EXERCISE OBJECTIVE :: Review the material line by line. Identify and copy every line that contains the string "стоимость".
-------
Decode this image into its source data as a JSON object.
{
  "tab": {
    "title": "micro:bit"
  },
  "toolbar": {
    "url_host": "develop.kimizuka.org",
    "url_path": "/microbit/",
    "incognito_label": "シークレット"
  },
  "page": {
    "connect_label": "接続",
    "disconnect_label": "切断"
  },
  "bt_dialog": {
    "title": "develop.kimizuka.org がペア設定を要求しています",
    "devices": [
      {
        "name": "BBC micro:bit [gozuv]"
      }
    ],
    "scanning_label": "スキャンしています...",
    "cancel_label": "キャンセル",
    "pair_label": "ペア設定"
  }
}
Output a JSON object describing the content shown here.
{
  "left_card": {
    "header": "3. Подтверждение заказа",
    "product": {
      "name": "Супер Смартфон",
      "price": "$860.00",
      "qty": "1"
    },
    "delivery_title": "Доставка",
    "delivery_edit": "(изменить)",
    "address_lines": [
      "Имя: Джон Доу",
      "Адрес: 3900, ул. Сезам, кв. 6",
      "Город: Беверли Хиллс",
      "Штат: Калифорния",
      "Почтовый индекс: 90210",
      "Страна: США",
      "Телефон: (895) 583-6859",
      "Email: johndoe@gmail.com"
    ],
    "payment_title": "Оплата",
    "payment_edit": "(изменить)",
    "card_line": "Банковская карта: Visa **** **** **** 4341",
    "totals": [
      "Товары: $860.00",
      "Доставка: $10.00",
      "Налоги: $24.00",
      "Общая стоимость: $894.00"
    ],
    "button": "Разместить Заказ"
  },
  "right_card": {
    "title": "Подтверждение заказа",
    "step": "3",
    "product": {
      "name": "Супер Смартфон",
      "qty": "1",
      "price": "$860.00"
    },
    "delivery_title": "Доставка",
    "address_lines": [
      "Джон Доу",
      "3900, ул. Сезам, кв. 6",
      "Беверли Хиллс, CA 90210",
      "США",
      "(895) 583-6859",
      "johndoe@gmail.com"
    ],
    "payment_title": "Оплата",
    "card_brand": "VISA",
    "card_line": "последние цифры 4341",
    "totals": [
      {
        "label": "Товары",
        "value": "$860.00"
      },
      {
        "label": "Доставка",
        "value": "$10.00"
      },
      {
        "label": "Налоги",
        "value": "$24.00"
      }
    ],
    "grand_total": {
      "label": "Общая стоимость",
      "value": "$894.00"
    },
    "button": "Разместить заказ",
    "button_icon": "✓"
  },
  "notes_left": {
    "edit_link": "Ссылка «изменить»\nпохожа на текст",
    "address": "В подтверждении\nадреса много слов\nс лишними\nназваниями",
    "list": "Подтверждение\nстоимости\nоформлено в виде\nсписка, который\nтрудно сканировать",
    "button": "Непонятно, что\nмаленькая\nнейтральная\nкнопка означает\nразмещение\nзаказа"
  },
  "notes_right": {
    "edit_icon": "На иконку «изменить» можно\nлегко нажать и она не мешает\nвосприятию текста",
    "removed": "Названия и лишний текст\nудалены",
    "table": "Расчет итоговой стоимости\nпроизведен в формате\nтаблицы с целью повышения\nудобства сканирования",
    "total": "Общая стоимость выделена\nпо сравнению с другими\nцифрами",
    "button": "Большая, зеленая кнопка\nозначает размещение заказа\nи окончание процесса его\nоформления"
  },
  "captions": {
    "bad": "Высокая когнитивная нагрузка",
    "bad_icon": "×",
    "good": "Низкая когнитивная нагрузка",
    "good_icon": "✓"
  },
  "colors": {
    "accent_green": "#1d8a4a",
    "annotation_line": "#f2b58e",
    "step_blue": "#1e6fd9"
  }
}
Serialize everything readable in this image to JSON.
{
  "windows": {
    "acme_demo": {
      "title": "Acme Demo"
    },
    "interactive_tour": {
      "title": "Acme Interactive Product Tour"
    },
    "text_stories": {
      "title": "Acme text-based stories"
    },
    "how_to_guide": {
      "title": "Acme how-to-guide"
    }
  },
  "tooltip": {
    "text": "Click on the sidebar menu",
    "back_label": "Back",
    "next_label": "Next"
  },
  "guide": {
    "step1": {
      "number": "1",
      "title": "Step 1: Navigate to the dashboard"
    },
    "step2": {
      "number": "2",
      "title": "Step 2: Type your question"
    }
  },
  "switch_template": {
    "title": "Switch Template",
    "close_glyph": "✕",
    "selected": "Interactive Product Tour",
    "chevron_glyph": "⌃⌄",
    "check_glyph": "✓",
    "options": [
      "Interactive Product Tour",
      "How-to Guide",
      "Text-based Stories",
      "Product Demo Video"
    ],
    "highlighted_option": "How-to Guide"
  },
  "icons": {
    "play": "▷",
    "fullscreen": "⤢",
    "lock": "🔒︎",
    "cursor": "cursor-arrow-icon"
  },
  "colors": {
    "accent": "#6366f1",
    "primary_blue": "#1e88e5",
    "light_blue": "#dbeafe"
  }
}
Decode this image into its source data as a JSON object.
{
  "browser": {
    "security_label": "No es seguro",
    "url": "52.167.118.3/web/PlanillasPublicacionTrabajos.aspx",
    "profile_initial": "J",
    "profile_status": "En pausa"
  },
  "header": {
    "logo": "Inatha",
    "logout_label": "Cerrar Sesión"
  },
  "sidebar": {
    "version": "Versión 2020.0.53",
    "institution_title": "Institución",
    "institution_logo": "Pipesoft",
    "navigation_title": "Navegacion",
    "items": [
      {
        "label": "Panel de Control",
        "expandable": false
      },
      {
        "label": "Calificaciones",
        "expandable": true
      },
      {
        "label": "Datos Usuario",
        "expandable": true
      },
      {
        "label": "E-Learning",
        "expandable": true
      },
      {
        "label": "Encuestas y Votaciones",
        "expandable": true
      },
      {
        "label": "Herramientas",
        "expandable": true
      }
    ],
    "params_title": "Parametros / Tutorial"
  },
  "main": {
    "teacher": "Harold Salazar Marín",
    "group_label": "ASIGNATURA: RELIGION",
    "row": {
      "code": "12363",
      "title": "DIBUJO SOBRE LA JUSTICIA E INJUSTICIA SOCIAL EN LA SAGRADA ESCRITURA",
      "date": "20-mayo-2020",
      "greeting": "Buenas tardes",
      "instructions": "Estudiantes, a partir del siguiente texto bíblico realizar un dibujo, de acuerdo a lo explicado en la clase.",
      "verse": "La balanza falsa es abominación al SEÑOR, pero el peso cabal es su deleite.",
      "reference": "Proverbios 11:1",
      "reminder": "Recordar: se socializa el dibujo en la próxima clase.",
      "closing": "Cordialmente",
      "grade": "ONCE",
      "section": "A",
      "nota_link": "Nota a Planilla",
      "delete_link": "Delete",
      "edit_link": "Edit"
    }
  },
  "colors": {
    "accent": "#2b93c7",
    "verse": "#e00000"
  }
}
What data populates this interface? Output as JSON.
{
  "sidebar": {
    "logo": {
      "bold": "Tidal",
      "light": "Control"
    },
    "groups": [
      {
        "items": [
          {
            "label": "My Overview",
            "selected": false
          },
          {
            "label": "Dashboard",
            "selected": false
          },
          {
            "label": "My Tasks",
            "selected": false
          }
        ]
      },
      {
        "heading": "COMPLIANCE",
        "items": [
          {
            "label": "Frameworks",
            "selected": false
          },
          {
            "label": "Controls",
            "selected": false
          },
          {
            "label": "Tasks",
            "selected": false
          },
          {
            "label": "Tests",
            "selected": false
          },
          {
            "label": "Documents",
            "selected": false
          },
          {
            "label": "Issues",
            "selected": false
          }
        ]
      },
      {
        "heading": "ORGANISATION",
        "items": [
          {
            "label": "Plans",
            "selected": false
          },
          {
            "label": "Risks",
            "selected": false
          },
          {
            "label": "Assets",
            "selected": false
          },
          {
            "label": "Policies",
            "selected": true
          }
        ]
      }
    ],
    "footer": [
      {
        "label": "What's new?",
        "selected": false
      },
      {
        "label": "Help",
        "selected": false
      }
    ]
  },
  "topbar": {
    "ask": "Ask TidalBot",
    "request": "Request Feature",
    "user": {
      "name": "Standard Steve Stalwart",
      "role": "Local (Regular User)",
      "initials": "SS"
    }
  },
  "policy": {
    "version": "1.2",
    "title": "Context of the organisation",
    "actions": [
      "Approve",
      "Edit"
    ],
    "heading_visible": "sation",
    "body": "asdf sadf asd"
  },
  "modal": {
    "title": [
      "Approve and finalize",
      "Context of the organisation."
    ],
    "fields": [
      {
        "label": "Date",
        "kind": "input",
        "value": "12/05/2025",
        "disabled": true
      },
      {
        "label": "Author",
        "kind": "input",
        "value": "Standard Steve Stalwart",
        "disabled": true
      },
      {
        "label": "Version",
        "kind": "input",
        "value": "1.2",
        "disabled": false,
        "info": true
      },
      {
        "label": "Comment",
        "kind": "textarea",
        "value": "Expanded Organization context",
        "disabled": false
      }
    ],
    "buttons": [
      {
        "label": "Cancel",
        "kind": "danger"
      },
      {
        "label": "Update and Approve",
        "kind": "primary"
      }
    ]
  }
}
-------
EXPECTED OUTPUT ::
      "Общая стоимость: $894.00"
      "label": "Общая стоимость",
    "total": "Общая стоимость выделена\nпо сравнению с другими\nцифрами",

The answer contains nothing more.